U.S. Files Consent Decree for Permanent Injunction Against Pharmaceutical Ranbaxy Laboratories
The United States has filed a consent decree for permanent injunction against the generic drug manufacturer Ranbaxy Laboratories Ltd., an Indian corporation, in the U.S. District Court for the District of Mar yland, the Department of Justice announced today. The Justice Department filed the consent decree at the request of the Food and Drug Administration (FDA).
Through investigation by the department and the FDA, the government uncovered numerous problems with Ranbaxy's drug manufacturing and testing in India and at facilities owned by its U.S. subsidiary, Ranbaxy Inc. These problems include failure to keep written records showing that drugs had been manufactured properly; failure to investigate evidence indicating that drugs did not meet their specifications; failure to adequately separate the manufacture of penicillin drugs from non-penicillin drugs in order to prevent cross-contamination; failure to have adequate procedures to prevent contamination of sterile drugs; and inadequate testing of drugs to ensure that they kept their strength and effectiveness until their expiration date.
The government also determined that Ranbaxy submitted false data in drug applications to the FDA, including the backdating of tests and the submitting of test data for which no test samples existed. All of these actions constituted violations of the federal Food, Drug and Cosmetic Act, making many of Ranbaxy's drugs adulterated, potentially unsafe and illegal to sell in the United States.
"This action against Ranbaxy is groundbreaking in its international reach - it requires the company to make fundamental changes to its plants in both the United States and India," said Tony West, Assistant Attorney General for the Justice Department's Civil Division. "Our commitment to ensuring that the drugs the American people rely on are safe, effective and manufactured according to the FDA's standards extends beyond our borders."
The consent decree filed today is unprecedented in its scope, and requires Ranbaxy to take a wide range of actions to correct its violations and ensure that they do not happen again. Among other things, the consent decree prevents Ranbaxy from manufacturing drugs for the U.S. market at certain of its facilities until those facilities can do so according to U.S. standards.
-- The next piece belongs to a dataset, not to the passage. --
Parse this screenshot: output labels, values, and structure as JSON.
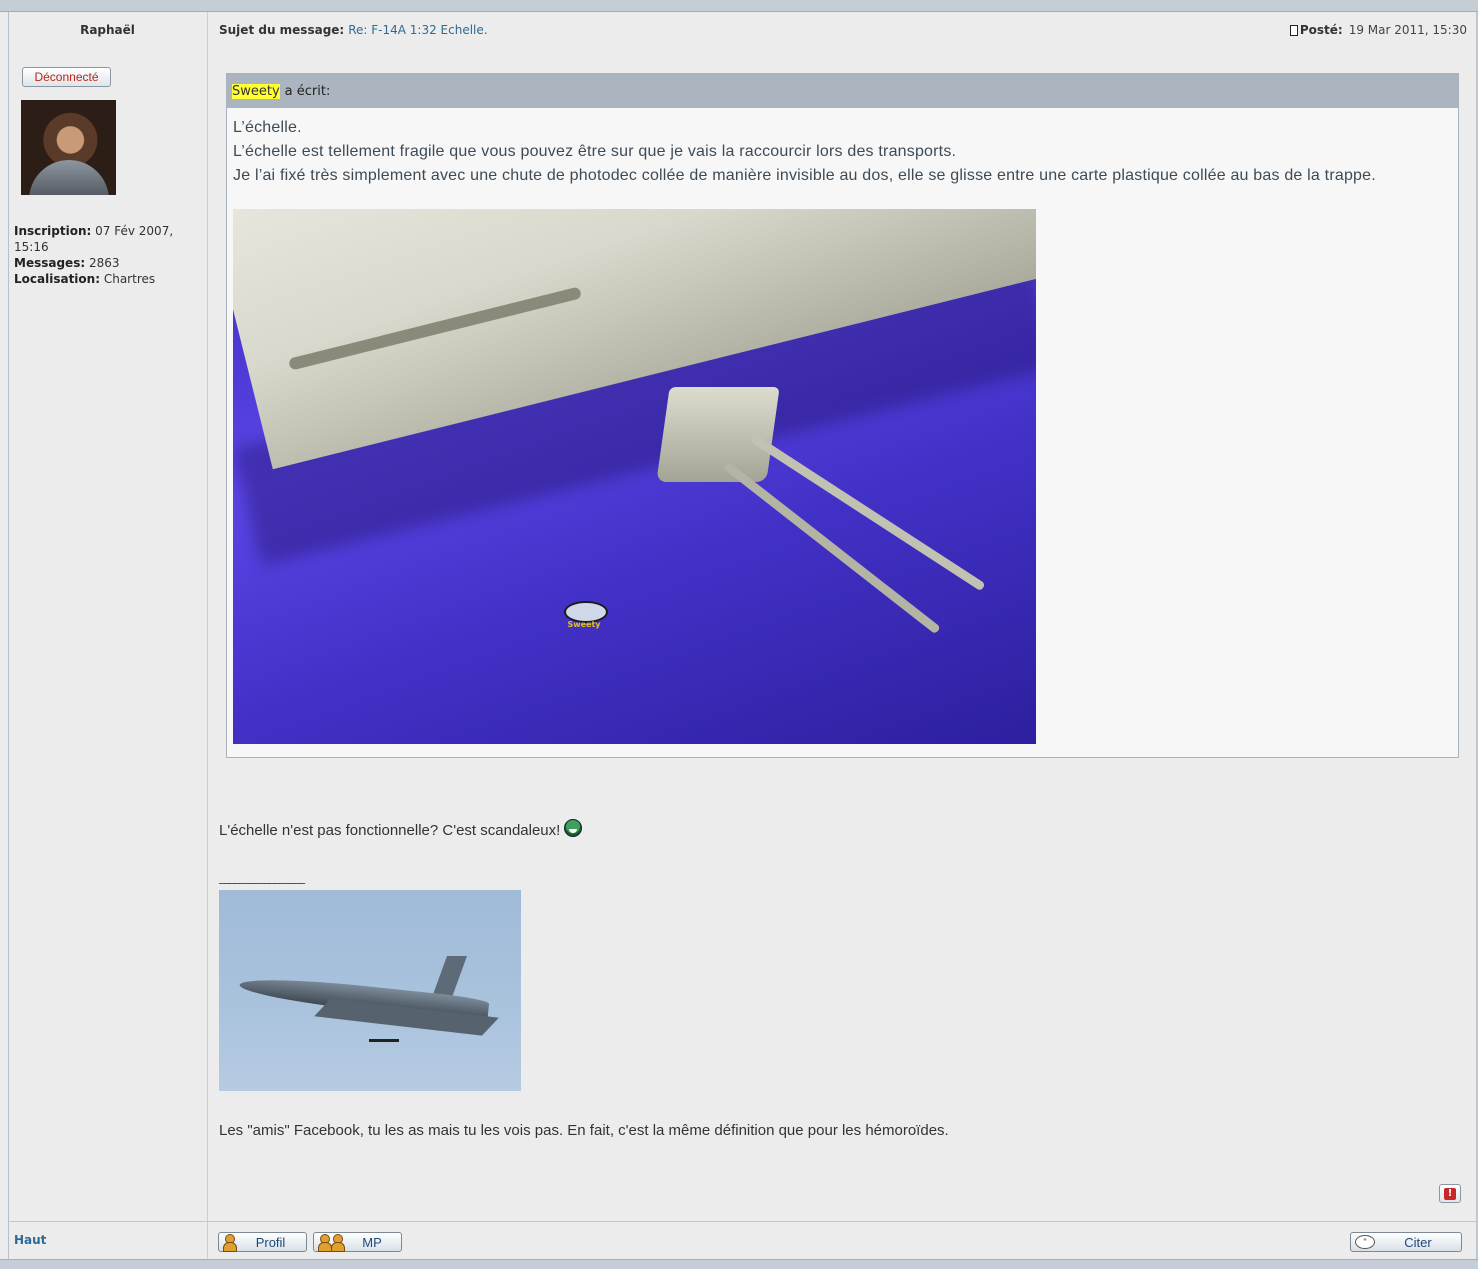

To remove false data contained in Ranbaxy's past drug applications and to prevent Ranbaxy from submitting false data to FDA in the future, the consent decree requires Ranbaxy to take actions such as: hire an outside expert to conduct a thorough internal review at the affected facilities and to audit applications containing data from those facilities; withdraw any applications found to contain false data; set up a separate office of data reliability within Ranbaxy; and hire an outside auditor to audit the affected facilities in the future.
Once the consent decree is approved by the court, it becomes a court order with which Ranbaxy must comply or face contempt.
"Submitting false data to the FDA in drug applications will not be tolerated," said Mr. West. "The Department of Justice, in partnership with the FDA, will use all available tools, including civil injunction actions and consent decrees, to ensure the integrity of drug applications, and to ensure that all drugs sold in the U.S. meet U.S. standards."
"American consumers rely upon the FDA to regulate pharmaceutical drugs, and the FDA relies upon manufacturers to comply with federal standards and provide truthful information," said Rod J. Rosenstein, U.S. Attorney for the District of Maryland.
Assistant Attorney General West thanked the FDA for referring this matter to the Department of Justice. Allan Gordus, Trial Attorney, of the Consumer Protection Branch of the Justice Department, in conjunction with the U.S. Attorney's Office for the District of Maryland and Marci Norton, Senior Counsel at FDA's Office of the Chief Counsel, brought this case on behalf of the United States.